In a client-server environment, the server agent knows everything about the data shared. This includes the location, address of the parties involved and more. The server controls this operation entirely. This also means these activities can be manipulated if needed. This makes such interactions less private and less secure.
But haven’t things been hunky-dory all this while?
Yes. That’s because the HTTP is pretty good with sharing small amounts of data (text and photos). If you’ve been using the internet for sharing files you’d know that if you want to send an email with a large file, it is pretty difficult. You need to use a different client or system for that. If you remember, one of the factors that made Torrent popular was its ability to share huge files over the web easily and in a decentralised way.
With the arrival of high-speed computing, the amount of data being generated every moment has increased exponentially. Now, we stream 4K videos over the web; big data applications crunch gargantuan amounts of data every nanosecond; the growth in the number of web-connected appliances (Internet of Things), etc. make data sharing a big deal today. Given the value being attributed to storing and sharing data, centralised internet becomes a problem as it helps a few companies, especially the cloud tech giants, monopolise the entire data ecosystem.
What’s new about IPFS?
The IPFS moots an alternative.
Mainly, the IPFS has a few interesting and unique compartments. It uses something called Distributed Hash Tables or DHT. This means every piece of data is shared across a network of computers. A hash table is a data structure. Here, this decentralised data is coordinated and is made searchable for all. The nodes that store the data are not centrally coordinated. When one node fails, the same data can be accessed via another. This means the system is more reliable.

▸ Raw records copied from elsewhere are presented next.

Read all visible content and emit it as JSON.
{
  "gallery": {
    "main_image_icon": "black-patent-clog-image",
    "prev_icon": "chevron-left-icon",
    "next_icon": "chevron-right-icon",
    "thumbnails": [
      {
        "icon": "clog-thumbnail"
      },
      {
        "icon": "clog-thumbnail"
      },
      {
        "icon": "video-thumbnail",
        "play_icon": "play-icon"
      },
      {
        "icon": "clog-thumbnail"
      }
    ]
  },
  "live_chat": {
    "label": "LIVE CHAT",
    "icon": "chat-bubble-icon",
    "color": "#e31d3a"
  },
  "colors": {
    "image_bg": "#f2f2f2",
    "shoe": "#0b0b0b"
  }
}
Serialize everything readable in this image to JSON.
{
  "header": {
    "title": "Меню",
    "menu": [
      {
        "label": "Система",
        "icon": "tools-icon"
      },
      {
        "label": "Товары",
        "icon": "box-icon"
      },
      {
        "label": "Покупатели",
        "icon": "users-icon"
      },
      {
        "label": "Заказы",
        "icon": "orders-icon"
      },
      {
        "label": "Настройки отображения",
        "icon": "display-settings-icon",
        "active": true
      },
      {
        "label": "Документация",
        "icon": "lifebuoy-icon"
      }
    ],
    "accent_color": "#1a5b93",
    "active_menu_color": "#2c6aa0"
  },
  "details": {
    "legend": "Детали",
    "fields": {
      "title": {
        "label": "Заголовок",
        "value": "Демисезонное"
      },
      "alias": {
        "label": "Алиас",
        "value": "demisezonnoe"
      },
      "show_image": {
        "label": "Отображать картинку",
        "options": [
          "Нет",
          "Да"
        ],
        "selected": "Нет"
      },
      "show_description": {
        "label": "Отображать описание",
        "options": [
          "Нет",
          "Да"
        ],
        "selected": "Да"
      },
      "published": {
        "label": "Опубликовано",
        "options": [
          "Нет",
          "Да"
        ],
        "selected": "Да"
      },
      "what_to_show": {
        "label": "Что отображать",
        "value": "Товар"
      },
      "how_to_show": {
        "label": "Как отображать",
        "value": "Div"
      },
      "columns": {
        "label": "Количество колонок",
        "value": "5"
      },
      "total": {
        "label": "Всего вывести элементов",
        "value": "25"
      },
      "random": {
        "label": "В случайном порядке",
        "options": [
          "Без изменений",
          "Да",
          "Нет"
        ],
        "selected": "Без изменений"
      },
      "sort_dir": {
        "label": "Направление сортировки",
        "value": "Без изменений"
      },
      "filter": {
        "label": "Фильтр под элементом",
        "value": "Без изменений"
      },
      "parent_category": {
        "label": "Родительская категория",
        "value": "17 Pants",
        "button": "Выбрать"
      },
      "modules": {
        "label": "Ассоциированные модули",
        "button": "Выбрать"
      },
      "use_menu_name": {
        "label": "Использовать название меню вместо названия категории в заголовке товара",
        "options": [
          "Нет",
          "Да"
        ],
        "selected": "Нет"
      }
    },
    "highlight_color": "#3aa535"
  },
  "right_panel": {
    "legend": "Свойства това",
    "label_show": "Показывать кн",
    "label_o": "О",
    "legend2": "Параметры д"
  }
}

Like BitTorrent, the IPFS handles millions of nodes. A new data exchange protocol helps it perform the task efficiently. The protocol, BitSwap, enables the exchange of data, based on a peer-to-peer storage system built on IPFS, called Filecoin. The IPFS also uses something called Merkle DAG (in blockchain tech, a Merkle tree is a structure that allows for efficient and secure verification of content in a large pool of data). A Merkle DAG is a mix of a Merkle Tree and a Directed Acyclic Graph (DAG).
Minus jargon, this means the system ensures that what we share over IPFS is clean and not corrupt. Another interesting fact is that since IPFS does not need access to Internet protocols, like HTTP, users can distribute data in networks that are built on another network (eg. VPNs, services like Skype, etc.).
Together, these faculties make the IPFS a powerful and modern tool for decentralised data sharing. Obviously, governments and big technology companies are not going to like it as it allows for open access to content and leaves little room for censorship. Elements such as self-certifying file systems or SFS take away the need for special permissions for data exchange. This saves time and energy and makes sharing data over the IPFS is like sharing data over a local network: secure and fast.
You will be hearing a lot about the IPFS in the months to come, especially given the heated global debate over Big Tech monopolising data sharing and storage and how humanity is going to pay a hefty price for that. As they say, watch this space.